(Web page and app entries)
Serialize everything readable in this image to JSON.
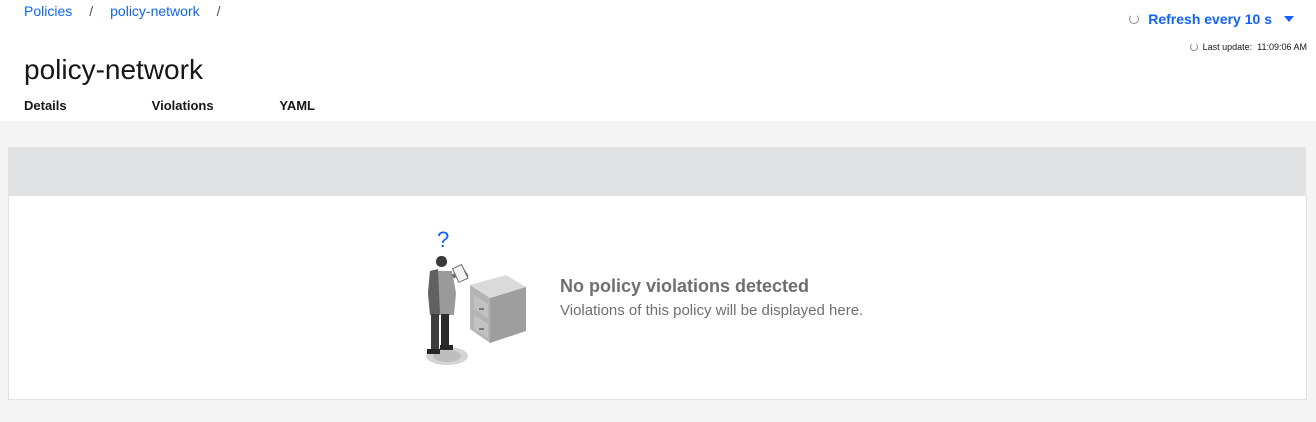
{
  "breadcrumb": {
    "items": [
      "Policies",
      "policy-network"
    ],
    "separator": "/"
  },
  "page_title": "policy-network",
  "refresh": {
    "label": "Refresh every 10 s",
    "last_update_label": "Last update:",
    "last_update_time": "11:09:06 AM"
  },
  "tabs": [
    {
      "label": "Details",
      "active": false
    },
    {
      "label": "Violations",
      "active": true
    },
    {
      "label": "YAML",
      "active": false
    }
  ],
  "empty_state": {
    "question_mark": "?",
    "title": "No policy violations detected",
    "description": "Violations of this policy will be displayed here."
  },
  "colors": {
    "accent": "#0f62fe",
    "muted_text": "#6f6f6f",
    "panel_header": "#e0e1e3",
    "canvas": "#f4f4f4"
  },
  "icons": {
    "refresh": "refresh-spinner-icon",
    "caret": "caret-down-icon",
    "illustration": "person-with-file-cabinet-illustration"
  }
}
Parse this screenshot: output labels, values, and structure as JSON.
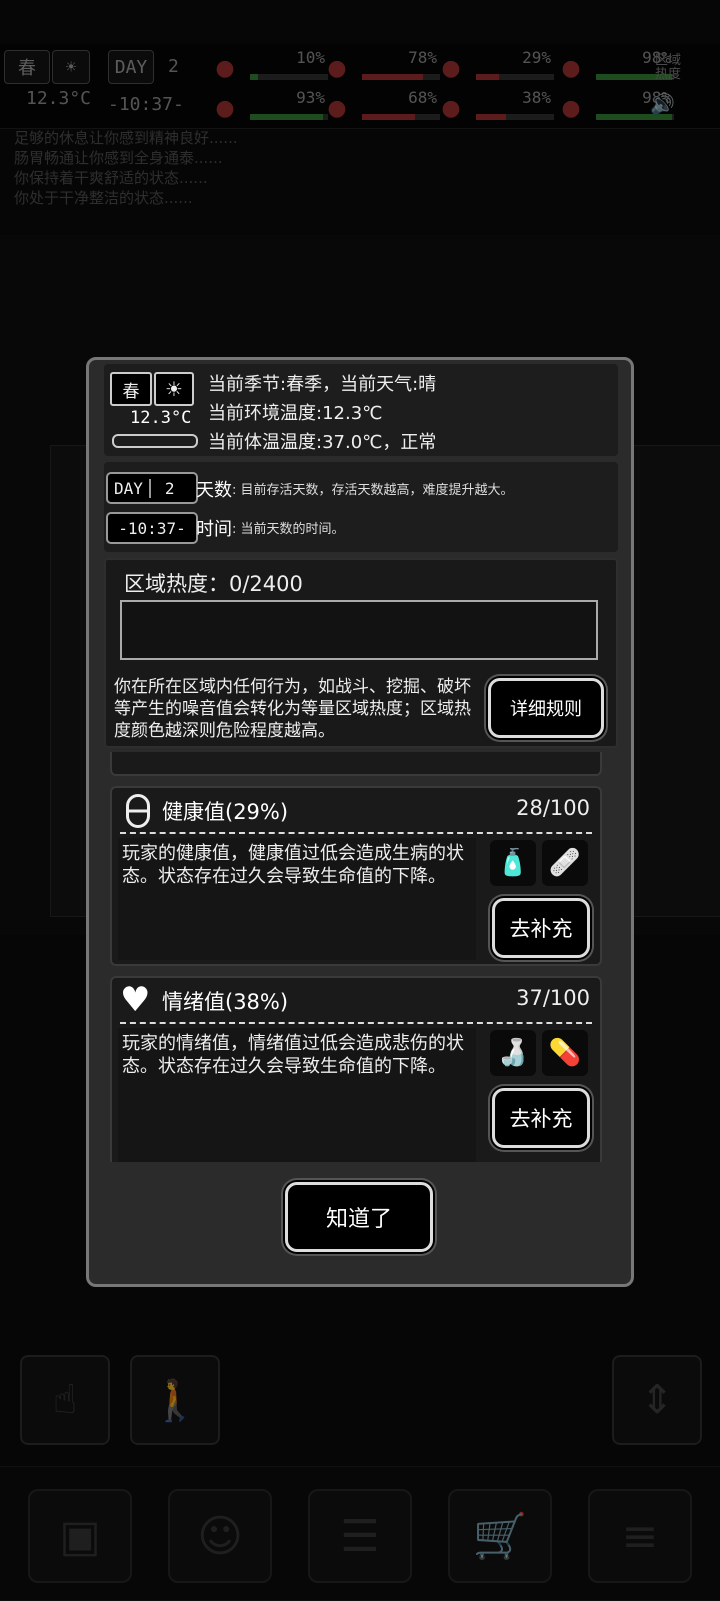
{
  "hud": {
    "season": "春",
    "day_label": "DAY",
    "day_value": "2",
    "temperature": "12.3°C",
    "time": "-10:37-",
    "region_label": "区域热度",
    "stats_row1": [
      {
        "name": "stamina-icon",
        "value": "10%",
        "fill": 0.1,
        "color": "#3a8a3a"
      },
      {
        "name": "stomach-icon",
        "value": "78%",
        "fill": 0.78,
        "color": "#a33"
      },
      {
        "name": "health-pill-icon",
        "value": "29%",
        "fill": 0.29,
        "color": "#a33"
      },
      {
        "name": "clean-icon",
        "value": "98%",
        "fill": 0.98,
        "color": "#3a8a3a"
      }
    ],
    "stats_row2": [
      {
        "name": "brain-icon",
        "value": "93%",
        "fill": 0.93,
        "color": "#3a8a3a"
      },
      {
        "name": "water-icon",
        "value": "68%",
        "fill": 0.68,
        "color": "#a33"
      },
      {
        "name": "heart-icon",
        "value": "38%",
        "fill": 0.38,
        "color": "#a33"
      },
      {
        "name": "energy-icon",
        "value": "98%",
        "fill": 0.98,
        "color": "#3a8a3a"
      }
    ]
  },
  "log": [
    "足够的休息让你感到精神良好......",
    "肠胃畅通让你感到全身通泰......",
    "你保持着干爽舒适的状态......",
    "你处于干净整洁的状态......"
  ],
  "dialog": {
    "season_line": "当前季节:春季，当前天气:晴",
    "env_temp_line": "当前环境温度:12.3℃",
    "body_temp_line": "当前体温温度:37.0℃，正常",
    "weather_box": {
      "season": "春",
      "temp": "12.3°C"
    },
    "day": {
      "lcd_label": "DAY",
      "lcd_value": "2",
      "title": "天数",
      "desc": ": 目前存活天数，存活天数越高，难度提升越大。"
    },
    "time": {
      "lcd_value": "-10:37-",
      "title": "时间",
      "desc": ": 当前天数的时间。"
    },
    "heat": {
      "title": "区域热度：0/2400",
      "fill": 0,
      "desc": "你在所在区域内任何行为，如战斗、挖掘、破坏等产生的噪音值会转化为等量区域热度；区域热度颜色越深则危险程度越高。",
      "rules_button": "详细规则"
    },
    "cards": [
      {
        "icon": "health-pill-icon",
        "title": "健康值(29%)",
        "value": "28/100",
        "desc": "玩家的健康值，健康值过低会造成生病的状态。状态存在过久会导致生命值的下降。",
        "items": [
          "medicine-spray-icon",
          "bandage-icon"
        ],
        "button": "去补充"
      },
      {
        "icon": "heart-icon",
        "title": "情绪值(38%)",
        "value": "37/100",
        "desc": "玩家的情绪值，情绪值过低会造成悲伤的状态。状态存在过久会导致生命值的下降。",
        "items": [
          "bottle-icon",
          "pills-icon"
        ],
        "button": "去补充"
      }
    ],
    "ok_button": "知道了"
  }
}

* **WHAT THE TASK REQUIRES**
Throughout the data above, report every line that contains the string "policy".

* **RESULT OF THIS TASK**
      "policy-network"
  "page_title": "policy-network",
    "title": "No policy violations detected",
    "description": "Violations of this policy will be displayed here."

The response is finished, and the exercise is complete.